There is an academic field called “futurology,” the objective of which is to contemplate the future. The aims of futurology are to avert risks, discover new opportunities, and consider how to respond to these by forecasting the future in terms of long-term trends. In this field, various methods are used including brainstorming, the Delphi technique, and scenario planning. The most difficult aspect of forecasting is considering the possibilities of the occurrence of “a major disconnected change,” which cannot be envisioned through simple extrapolation into the future of trends from the past to the present. This is because the occurrence of such change will have a widespread impact over a long period of time. While forecasting itself is important, it is more important is to consider a wide range of possibilities in the future including a “major disconnected change” to consider how we should address such possibilities. In this respect, the work carried out by think tanks overlaps with futurology in many areas.

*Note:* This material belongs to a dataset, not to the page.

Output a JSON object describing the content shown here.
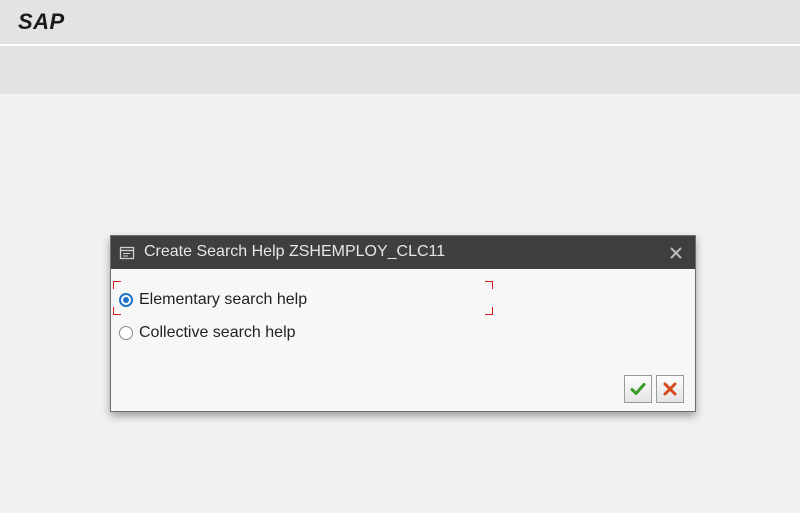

Since the future is always accompanied by uncertainty, the further into the chronological future our target for forecasting is, the higher the ratio of error will be in predicting. However, there seem to be many people who expect predictions even in science fiction to come true, much in the same way they view the weather forecast for the next day. Both 1984, written from 1946 to 1948 by George Orwell in the United Kingdom, and 2001: A Space Odyssey, written by the great science fiction writer Arthur C. Clarke and later made into a box-office hit movie in 1968 by Stanley Kubrick, were never conceived as “predictions” by their authors, although they were meant to be warnings for the future. Nevertheless, as the years of these novels became closer to the “predicted time,” vigorous discussions arose as to whether the predictions would actually eventuate or not. The challenge for both think tanks and business managers lies not only in the task of predicting the future but also in framing a vision that will prepare for that future, as well as initiatives for creating their own particular future. The only aspect about the future that can be predicted with ease, however, is the certainty that the difficulty and importance in achieving such a challenge will increase more and more as time passes.
SF Magazine, 2014 July Issue (Hayakawa Publishing, 2014)
Hamada, K., Introduction to Intellectual Futurology (Shinchosha, 1994)
Nemoto, M., Futurology (WAVE Publishers, 2008)